At a meeting in the Kremlin on Wednesday, Naryshkin suggested discussing a uniform history textbook for secondary schools, which will show “a single logic of the country’s development,” the Kommersant daily writes. Vladimir Putin gave instructions to prepare the book at a meeting of the Council for Interethnic Relations. Head of the RF presidential administration Sergei Ivanov is also concerned over the lack of “clear-cut positions on a number of historical events.” Head of Russian Railways (RZD) Vladimir Yakunin on Wednesday illustrated the consequences of different interpretations. Seven years ago, he brought to Vladimir Putin a booklet on history from Kazan in which the description of “the horrors of taking the city by Ivan the Terrible” ends with the phrase: “The struggle of the Tatar people for independence continues!” If the state does not deal with the problem, “the children will learn from textbooks written with Soros’ funds,” which will distort the truth about World War II, warned the head of Russian Railways.
“We cannot allow different interpretations of events in our country in different regions,” vice speaker of the Parliament of Ingushetia Magomed Tatriyev told the publication, adding, however, that it is impossible to fit into one book the history of all regions of the country, therefore, regional textbooks are also needed.
“It is hardly possible to create a universal textbook on Russian history that would satisfy all,” Professor and former Dean of the History Department of Bashkir State University Marat Kulsharipov told the newspaper.
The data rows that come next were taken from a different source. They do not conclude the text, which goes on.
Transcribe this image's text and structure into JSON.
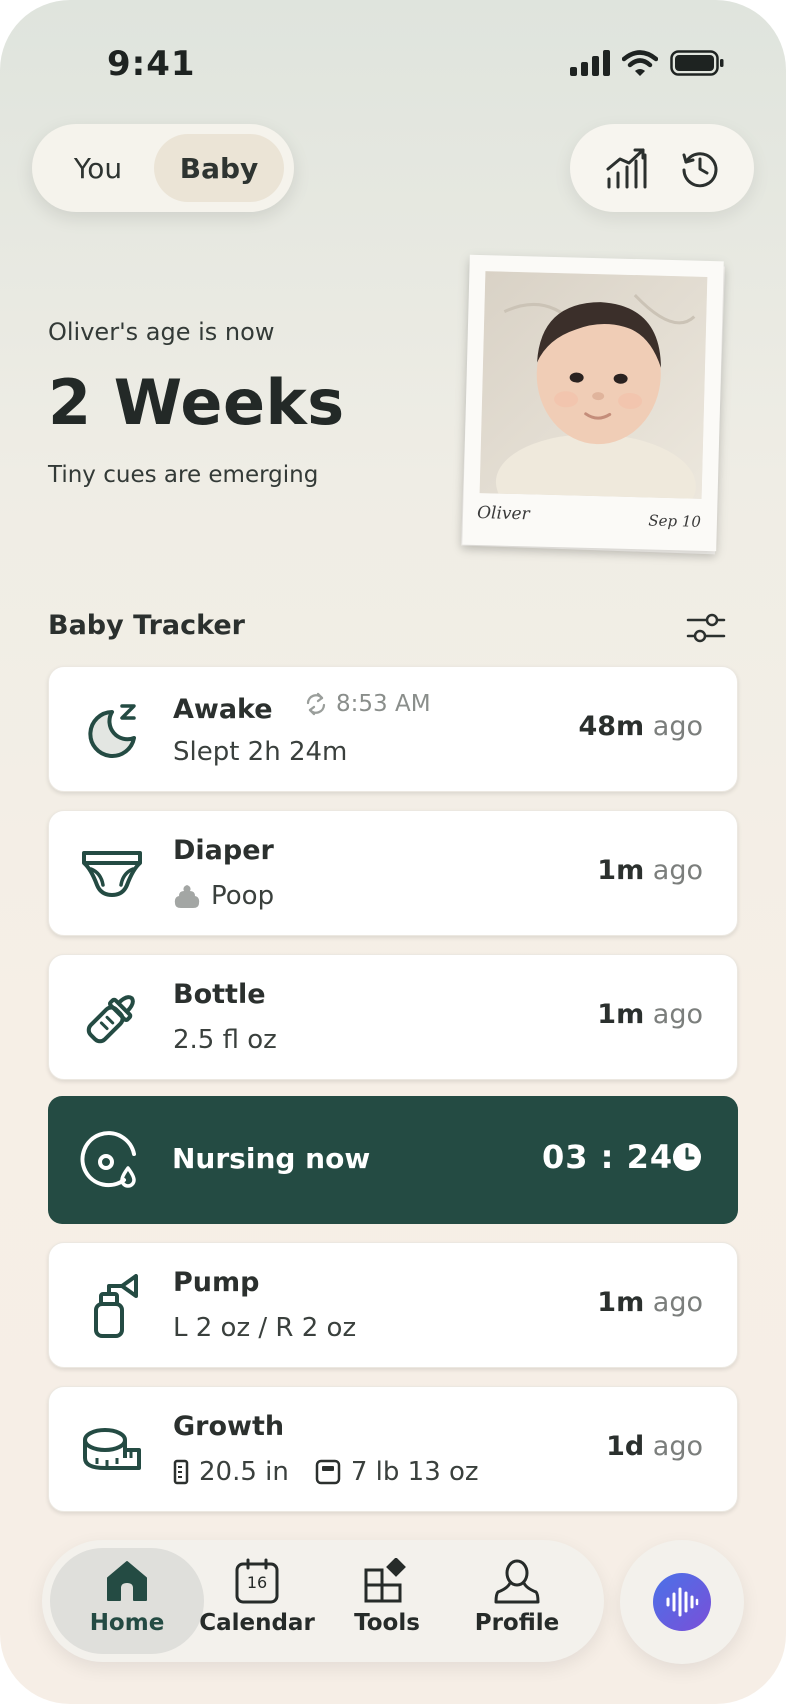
{
  "status_bar": {
    "time": "9:41"
  },
  "toggle": {
    "you_label": "You",
    "baby_label": "Baby",
    "selected": "Baby"
  },
  "header_tools": {
    "chart_icon": "chart-up-icon",
    "history_icon": "history-icon"
  },
  "hero": {
    "age_prefix": "Oliver's age is now",
    "age_value": "2 Weeks",
    "subtitle": "Tiny cues are emerging",
    "photo_caption_name": "Oliver",
    "photo_caption_date": "Sep 10"
  },
  "tracker": {
    "title": "Baby Tracker",
    "items": [
      {
        "icon": "moon-icon",
        "title": "Awake",
        "time_chip": "8:53 AM",
        "detail": "Slept 2h 24m",
        "ago_value": "48m",
        "ago_label": "ago"
      },
      {
        "icon": "diaper-icon",
        "title": "Diaper",
        "detail": "Poop",
        "ago_value": "1m",
        "ago_label": "ago"
      },
      {
        "icon": "bottle-icon",
        "title": "Bottle",
        "detail": "2.5 fl oz",
        "ago_value": "1m",
        "ago_label": "ago"
      },
      {
        "icon": "pump-icon",
        "title": "Pump",
        "detail": "L 2 oz / R 2 oz",
        "ago_value": "1m",
        "ago_label": "ago"
      },
      {
        "icon": "tape-measure-icon",
        "title": "Growth",
        "length": "20.5 in",
        "weight": "7 lb 13 oz",
        "ago_value": "1d",
        "ago_label": "ago"
      }
    ],
    "nursing": {
      "icon": "nursing-icon",
      "title": "Nursing now",
      "timer": "03 : 24"
    }
  },
  "nav": {
    "tabs": [
      {
        "label": "Home",
        "icon": "home-icon",
        "active": true
      },
      {
        "label": "Calendar",
        "icon": "calendar-icon",
        "badge": "16"
      },
      {
        "label": "Tools",
        "icon": "tools-icon"
      },
      {
        "label": "Profile",
        "icon": "profile-icon"
      }
    ],
    "voice_icon": "voice-wave-icon"
  },
  "colors": {
    "accent": "#244b43",
    "background_top": "#dfe4dd",
    "background_bottom": "#f6eee6"
  }
}
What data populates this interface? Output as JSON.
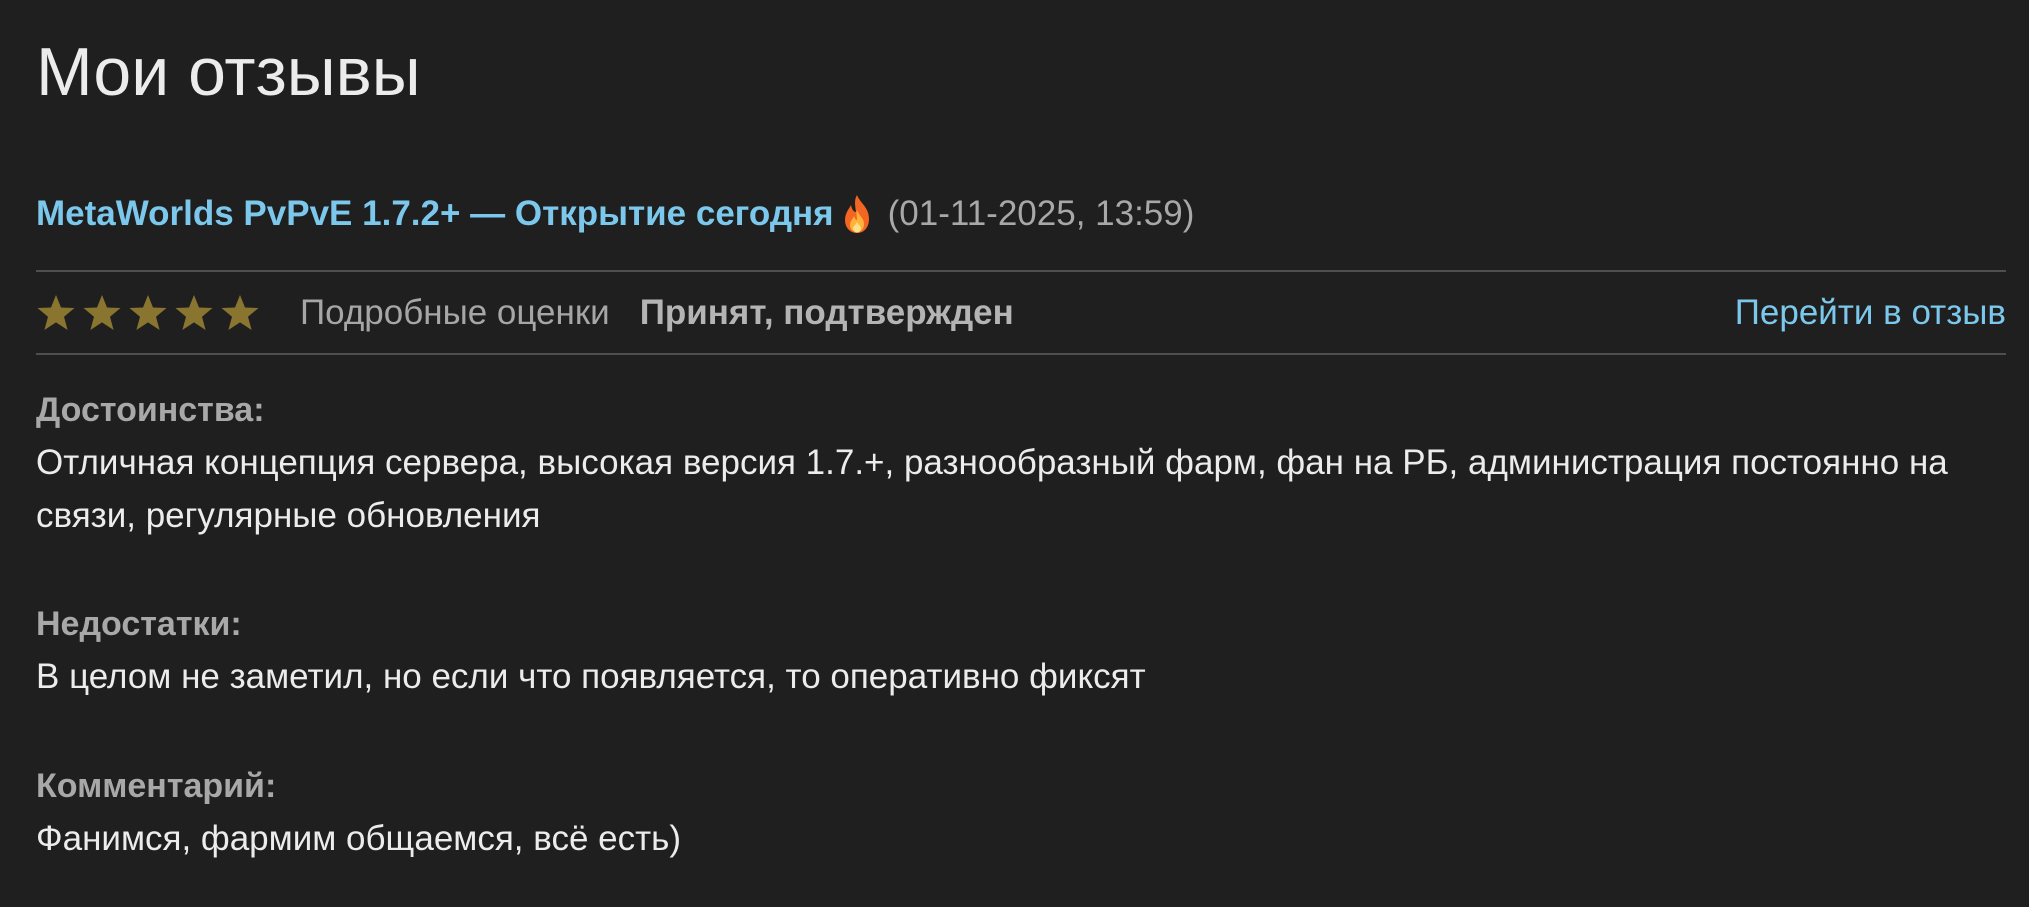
{
  "page": {
    "title": "Мои отзывы"
  },
  "review": {
    "server_name": "MetaWorlds PvPvE 1.7.2+ — Открытие сегодня",
    "server_icon": "fire-icon",
    "date": "(01-11-2025, 13:59)",
    "rating": {
      "value": 5,
      "max": 5,
      "icon": "star-icon"
    },
    "ratings_details_label": "Подробные оценки",
    "status": "Принят, подтвержден",
    "goto_label": "Перейти в отзыв",
    "pros": {
      "label": "Достоинства:",
      "text": "Отличная концепция сервера, высокая версия 1.7.+, разнообразный фарм, фан на РБ, администрация постоянно на связи, регулярные обновления"
    },
    "cons": {
      "label": "Недостатки:",
      "text": "В целом не заметил, но если что появляется, то оперативно фиксят"
    },
    "comment": {
      "label": "Комментарий:",
      "text": "Фанимся, фармим общаемся, всё есть)"
    }
  },
  "colors": {
    "background": "#1f1f1f",
    "link": "#7cc8ec",
    "star": "#8a7530",
    "muted_text": "#a8a8a8",
    "divider": "#4e4e4e"
  }
}
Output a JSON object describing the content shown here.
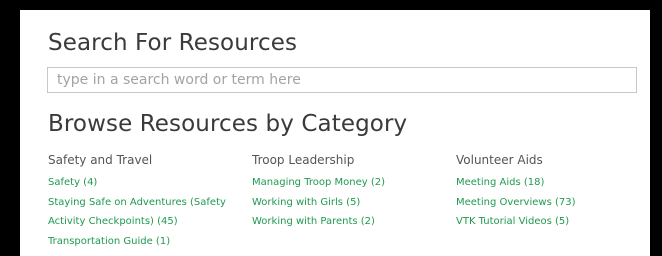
{
  "search": {
    "title": "Search For Resources",
    "placeholder": "type in a search word or term here"
  },
  "browse": {
    "title": "Browse Resources by Category"
  },
  "colors": {
    "link": "#1f9a4f",
    "heading": "#3a3a3a",
    "frame": "#000000"
  },
  "categories": [
    {
      "heading": "Safety and Travel",
      "links": [
        "Safety (4)",
        "Staying Safe on Adventures (Safety",
        "Activity Checkpoints) (45)",
        "Transportation Guide (1)"
      ]
    },
    {
      "heading": "Troop Leadership",
      "links": [
        "Managing Troop Money (2)",
        "Working with Girls (5)",
        "Working with Parents (2)"
      ]
    },
    {
      "heading": "Volunteer Aids",
      "links": [
        "Meeting Aids (18)",
        "Meeting Overviews (73)",
        "VTK Tutorial Videos (5)"
      ]
    }
  ]
}
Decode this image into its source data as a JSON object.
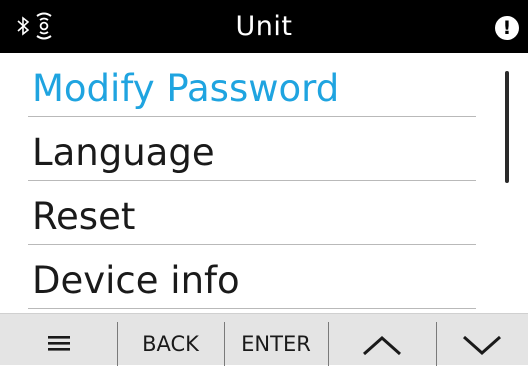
{
  "header": {
    "title": "Unit",
    "icons": [
      "bluetooth-icon",
      "wireless-icon",
      "alert-icon"
    ],
    "alert_glyph": "!"
  },
  "menu": {
    "items": [
      {
        "label": "Modify Password",
        "selected": true
      },
      {
        "label": "Language",
        "selected": false
      },
      {
        "label": "Reset",
        "selected": false
      },
      {
        "label": "Device info",
        "selected": false
      }
    ]
  },
  "softkeys": {
    "menu_icon": "hamburger-menu-icon",
    "back_label": "BACK",
    "enter_label": "ENTER",
    "up_icon": "chevron-up-icon",
    "down_icon": "chevron-down-icon"
  },
  "colors": {
    "accent": "#1fa4e0",
    "header_bg": "#000000",
    "softkey_bg": "#e4e4e4",
    "text": "#1a1a1a"
  }
}
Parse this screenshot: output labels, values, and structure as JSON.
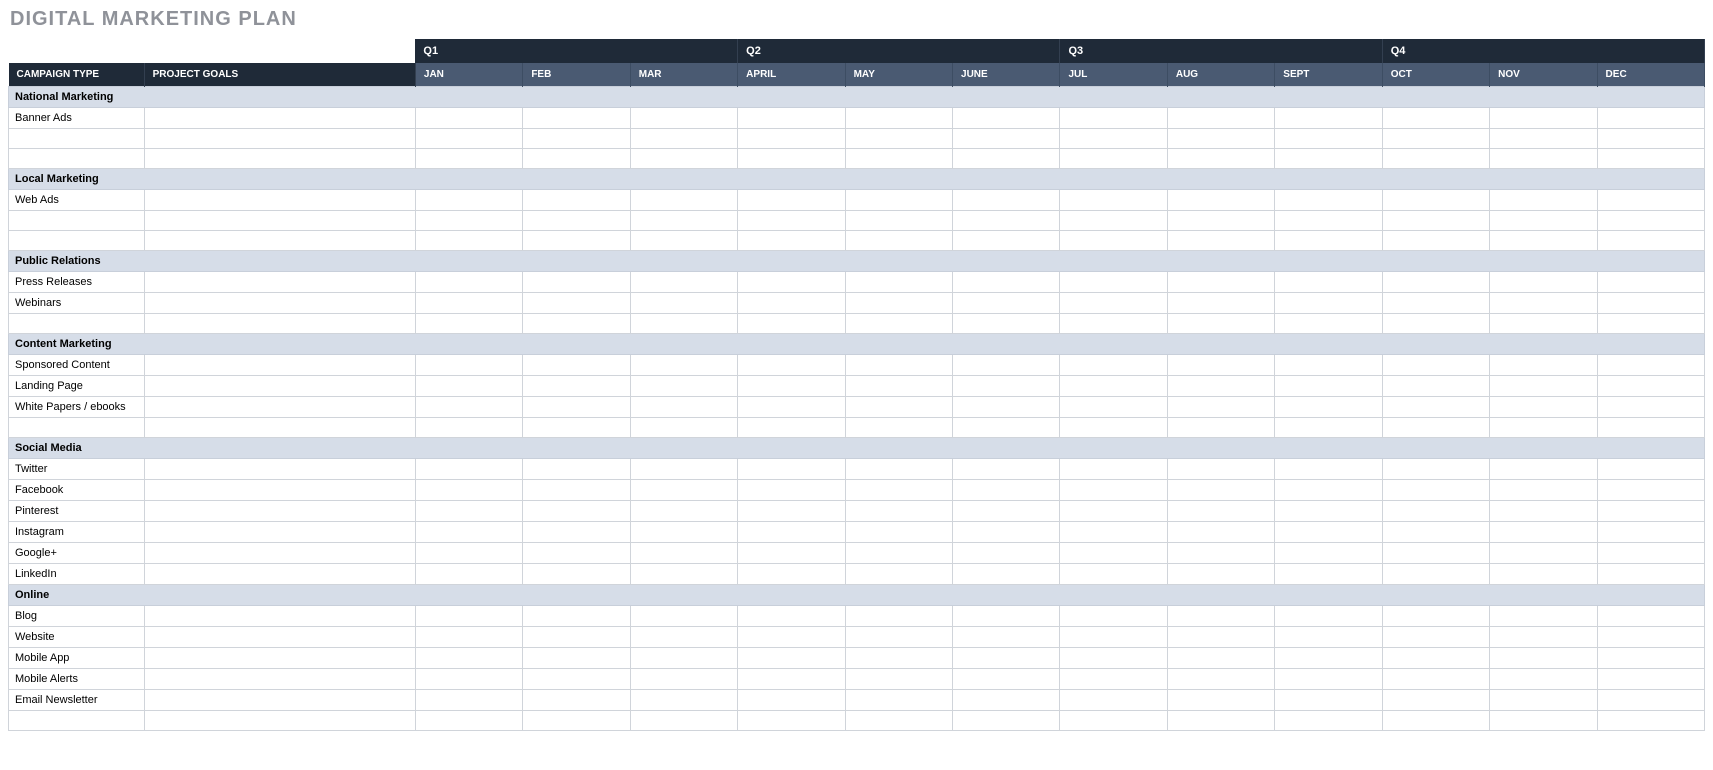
{
  "title": "DIGITAL MARKETING PLAN",
  "quarters": [
    "Q1",
    "Q2",
    "Q3",
    "Q4"
  ],
  "months": [
    "JAN",
    "FEB",
    "MAR",
    "APRIL",
    "MAY",
    "JUNE",
    "JUL",
    "AUG",
    "SEPT",
    "OCT",
    "NOV",
    "DEC"
  ],
  "headers": {
    "campaign": "CAMPAIGN TYPE",
    "goals": "PROJECT GOALS"
  },
  "sections": [
    {
      "name": "National Marketing",
      "rows": [
        "Banner Ads",
        "",
        ""
      ]
    },
    {
      "name": "Local Marketing",
      "rows": [
        "Web Ads",
        "",
        ""
      ]
    },
    {
      "name": "Public Relations",
      "rows": [
        "Press Releases",
        "Webinars",
        ""
      ]
    },
    {
      "name": "Content Marketing",
      "rows": [
        "Sponsored Content",
        "Landing Page",
        "White Papers / ebooks",
        ""
      ]
    },
    {
      "name": "Social Media",
      "rows": [
        "Twitter",
        "Facebook",
        "Pinterest",
        "Instagram",
        "Google+",
        "LinkedIn"
      ]
    },
    {
      "name": "Online",
      "rows": [
        "Blog",
        "Website",
        "Mobile App",
        "Mobile Alerts",
        "Email Newsletter",
        ""
      ]
    }
  ]
}
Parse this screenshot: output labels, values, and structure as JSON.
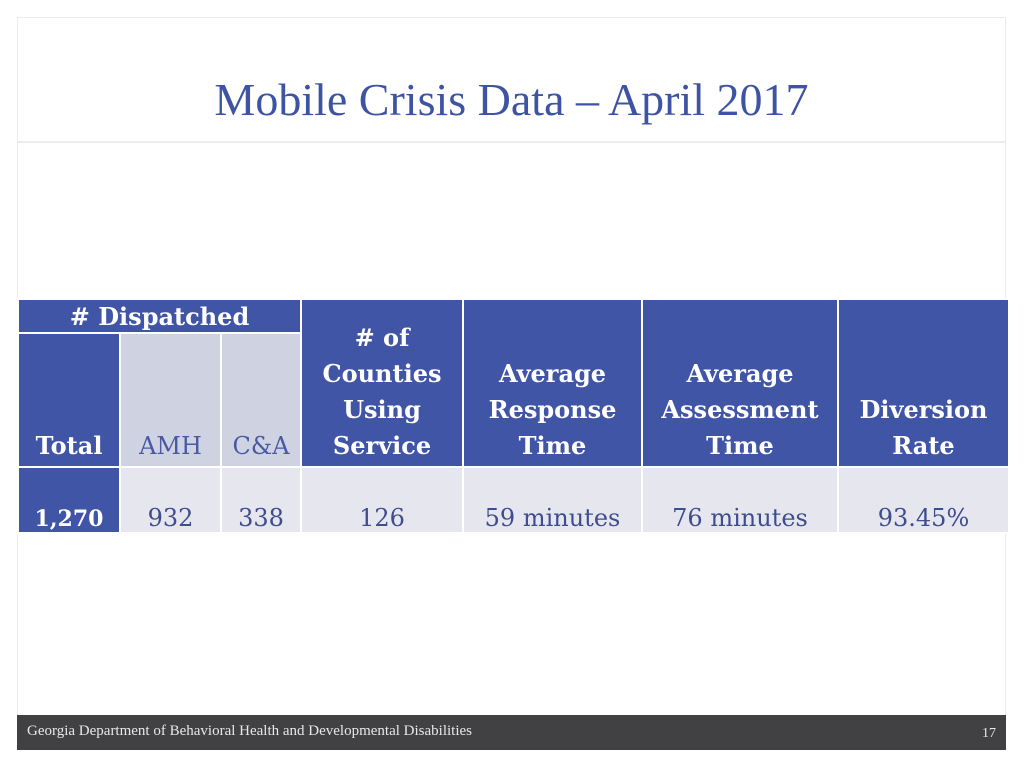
{
  "slide": {
    "title": "Mobile Crisis Data – April 2017",
    "footer": "Georgia Department of Behavioral Health and Developmental Disabilities",
    "page_number": "17"
  },
  "table": {
    "group_header": "# Dispatched",
    "headers": {
      "total": "Total",
      "amh": "AMH",
      "ca": "C&A",
      "counties": [
        "# of",
        "Counties",
        "Using",
        "Service"
      ],
      "response": [
        "Average",
        "Response",
        "Time"
      ],
      "assessment": [
        "Average",
        "Assessment",
        "Time"
      ],
      "diversion": [
        "Diversion",
        "Rate"
      ]
    },
    "values": {
      "total": "1,270",
      "amh": "932",
      "ca": "338",
      "counties": "126",
      "response": "59 minutes",
      "assessment": "76 minutes",
      "diversion": "93.45%"
    }
  },
  "colors": {
    "header_blue": "#4155a6",
    "sub_header_gray": "#cfd3e1",
    "value_cell_gray": "#e6e7ee",
    "title_blue": "#3e54a3",
    "footer_bg": "#414042"
  }
}
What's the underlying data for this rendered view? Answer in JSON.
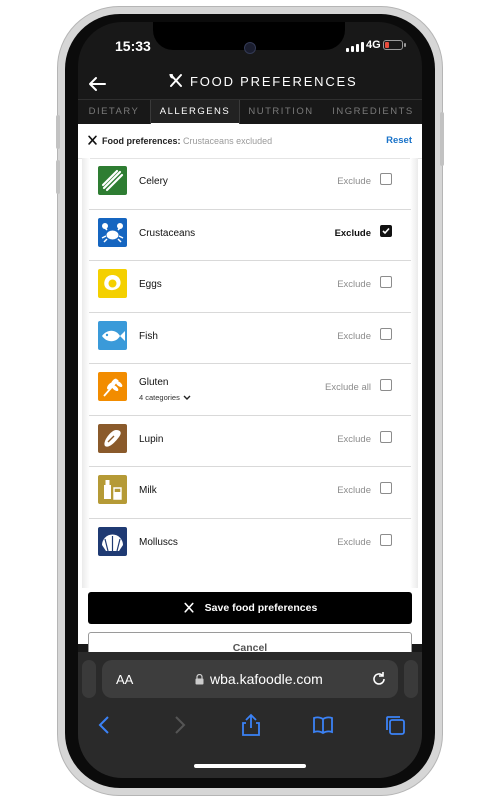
{
  "status_bar": {
    "time": "15:33",
    "network": "4G"
  },
  "header": {
    "title": "FOOD PREFERENCES"
  },
  "tabs": [
    {
      "label": "DIETARY",
      "active": false
    },
    {
      "label": "ALLERGENS",
      "active": true
    },
    {
      "label": "NUTRITION",
      "active": false
    },
    {
      "label": "INGREDIENTS",
      "active": false
    }
  ],
  "preferences_bar": {
    "label": "Food preferences:",
    "value": "Crustaceans excluded",
    "reset_label": "Reset"
  },
  "allergens": [
    {
      "name": "Celery",
      "action": "Exclude",
      "checked": false,
      "icon": "celery-icon",
      "color": "#2e7d32"
    },
    {
      "name": "Crustaceans",
      "action": "Exclude",
      "checked": true,
      "icon": "crab-icon",
      "color": "#1565c0"
    },
    {
      "name": "Eggs",
      "action": "Exclude",
      "checked": false,
      "icon": "egg-icon",
      "color": "#f4d000"
    },
    {
      "name": "Fish",
      "action": "Exclude",
      "checked": false,
      "icon": "fish-icon",
      "color": "#3a9ad9"
    },
    {
      "name": "Gluten",
      "sub": "4 categories",
      "action": "Exclude all",
      "checked": false,
      "icon": "wheat-icon",
      "color": "#f28c00"
    },
    {
      "name": "Lupin",
      "action": "Exclude",
      "checked": false,
      "icon": "lupin-icon",
      "color": "#8a5a2b"
    },
    {
      "name": "Milk",
      "action": "Exclude",
      "checked": false,
      "icon": "milk-icon",
      "color": "#b59a36"
    },
    {
      "name": "Molluscs",
      "action": "Exclude",
      "checked": false,
      "icon": "shell-icon",
      "color": "#1f3a73"
    }
  ],
  "buttons": {
    "save": "Save food preferences",
    "cancel": "Cancel"
  },
  "browser": {
    "text_size": "AA",
    "url": "wba.kafoodle.com"
  },
  "colors": {
    "header_bg": "#181818",
    "link": "#1a73c9",
    "browser_icons": "#3b82f6"
  }
}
Therefore, federal standards should regulate only the “key issues,” and the subjects of the federal state “can write different books meeting these standards,” Vice President of the Academy of Sciences of Tatarstan, Director of the Institute of History of the Academy Rafail Khakimov stated. “There should be a variety,” said the expert, citing the example of Germany, where most educational issues are within the competence of the federal lands.